Clean Energy SPAC #1: Li-Cycle Holdings (LICY)
Market cap $2 billion
By the end of the decade, 90% of lithium demand will be for batteries. That will raise the price of the commodity and put a strain on supplies. Li-Cycle recycles li-ion batteries through a closed-loop process that generates no waste and involves no combustion, cleanly producing lithium and other battery components ready for resale. Its plants in New York and Ontario can process 10,000 metric tons a year right now. Two more facilities, in Arizona and Alabama, will open in 2022, doubling capacity. The company has a fairly simple plant model that allows for quick expansion, too. In addition to traditional recycling sources, Li-Cycle has deals to collect scrap from numerous battery makers who discard as much as 30% of lithium in manufacturing. Scrap lithium volumes that will quintuple by 2025, the company says. Further down the line: massive volumes from end-of-life recycling from EVs. Sales hit $1.7 million in its latest quarter and will be up 50% to 100% this quarter as the business ramps up to full utilization of capacity. Li-cycle closed its SPAC merger in early August and white shoe Wall Street analysts have just noticed the business. They’re saying shares can rise 40% to 50%.
Clean Energy SPAC #2: ReNew Energy (RNW)
Market cap $4.18 billion

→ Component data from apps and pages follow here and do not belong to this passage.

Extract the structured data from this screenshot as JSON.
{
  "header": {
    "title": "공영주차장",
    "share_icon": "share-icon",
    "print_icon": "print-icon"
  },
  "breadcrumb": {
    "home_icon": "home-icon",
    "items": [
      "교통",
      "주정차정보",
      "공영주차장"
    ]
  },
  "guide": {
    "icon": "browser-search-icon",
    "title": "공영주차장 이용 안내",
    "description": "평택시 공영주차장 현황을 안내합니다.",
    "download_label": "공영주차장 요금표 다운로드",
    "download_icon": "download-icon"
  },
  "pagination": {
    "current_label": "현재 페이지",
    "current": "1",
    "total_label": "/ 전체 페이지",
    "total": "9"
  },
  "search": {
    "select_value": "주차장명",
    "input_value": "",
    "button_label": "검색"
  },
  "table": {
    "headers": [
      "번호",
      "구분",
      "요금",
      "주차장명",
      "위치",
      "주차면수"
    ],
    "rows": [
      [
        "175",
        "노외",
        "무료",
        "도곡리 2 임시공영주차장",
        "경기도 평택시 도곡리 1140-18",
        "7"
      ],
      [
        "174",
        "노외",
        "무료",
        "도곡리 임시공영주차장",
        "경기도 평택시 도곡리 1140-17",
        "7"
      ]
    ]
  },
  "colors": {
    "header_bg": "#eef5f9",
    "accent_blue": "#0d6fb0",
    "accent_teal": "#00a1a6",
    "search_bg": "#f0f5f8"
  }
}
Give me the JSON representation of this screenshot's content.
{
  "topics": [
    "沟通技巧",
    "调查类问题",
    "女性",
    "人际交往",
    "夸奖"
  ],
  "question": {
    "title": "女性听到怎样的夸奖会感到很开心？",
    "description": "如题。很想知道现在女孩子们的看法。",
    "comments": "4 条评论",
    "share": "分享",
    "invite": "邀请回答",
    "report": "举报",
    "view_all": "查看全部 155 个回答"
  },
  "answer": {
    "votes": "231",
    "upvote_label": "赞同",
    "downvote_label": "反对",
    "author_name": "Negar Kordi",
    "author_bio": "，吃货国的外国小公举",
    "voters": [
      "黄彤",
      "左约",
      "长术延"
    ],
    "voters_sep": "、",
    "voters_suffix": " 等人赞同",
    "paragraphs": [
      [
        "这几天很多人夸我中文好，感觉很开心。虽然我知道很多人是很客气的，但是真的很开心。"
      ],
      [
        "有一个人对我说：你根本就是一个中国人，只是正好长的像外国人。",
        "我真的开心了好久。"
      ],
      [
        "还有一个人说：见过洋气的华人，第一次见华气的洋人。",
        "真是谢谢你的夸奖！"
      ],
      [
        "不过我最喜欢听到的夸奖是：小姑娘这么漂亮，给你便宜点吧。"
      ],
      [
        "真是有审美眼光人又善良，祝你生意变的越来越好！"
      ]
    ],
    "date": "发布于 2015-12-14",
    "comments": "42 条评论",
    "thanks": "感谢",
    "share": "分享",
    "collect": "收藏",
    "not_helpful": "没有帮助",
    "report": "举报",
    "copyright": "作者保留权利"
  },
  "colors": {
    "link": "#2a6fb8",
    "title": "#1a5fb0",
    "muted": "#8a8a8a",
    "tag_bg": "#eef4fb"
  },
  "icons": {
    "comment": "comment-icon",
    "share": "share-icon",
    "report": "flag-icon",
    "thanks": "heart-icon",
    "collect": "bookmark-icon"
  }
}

ReNew is India’s largest renewable electricity company, with 5.9 gigawatts (GW) of capacity and another 5.6 GW committed (in developed and/or with signed awards), split roughly evenly between wind and solar. It just bought 99MW of hydropower in India, its first foray into water. Renewable energy on a utility scale costs less than traditional fossil fuel power in India without any subsidies, meaning renewable power demand is expected to meet all of India’s electricity growth. The country will triple its electrical demand in the next decade, which in effect means renewables will grow 10-fold from today. Overall, ReNew will generate $699 million in revenue this year, has $905 million in committed sales for 2022 and $1.1 billion the year after that. EBITDA margins are huge at 83% (yes, 83%) and seen edging higher in coming years. Goldman Sachs owns 32% of the company with the Canada Pension Plan Board owning 13% as the second-largest shareholder. The SPAC merger completed in mid-August.
Clean Energy SPAC #3: Volta (VLTA)
Market cap $1.5 billion
Volta operates EV charging stations. In 2020, it generated $25 million in sales from 1,507 locations in the U.S. and says it will make $47 million this year from about twice that. Volta’s business model is to combine display advertising with charging: basically putting ads on charger displays about the size of ads you see on mall directories. The company likes to put chargers at or near retailers where ads can generate immediate spending. Part of its thesis is that food retailers in particular will want Volta charging stations on their property and food brands will want to advertise on them. Why? Because gas stations actually really make their profits from food purchases. With no need for gas, that spending becomes up-for-grabs. In the long term, Volta says it can apply artificial intelligence to station and ad data to drive further advances, including information and planning services it can sell.
In my Greentech Advisor, we purchased the warrants of these three. Warrants are cheaper than shares and offer a better chance for multi-bagger-style gains. But SPAC warrants come with caveats around mandatory redemptions and expiration dates, plus trading tends to be very volatile. Buying shares of these outright can be a less volatile while offering a lot of long-term upside for aggressive growth investors.
If you want to know what other clean energy stocks I’m currently recommending in Greentech Advisor, click here.
Do you own any SPACs? Tell us about them in the comments below.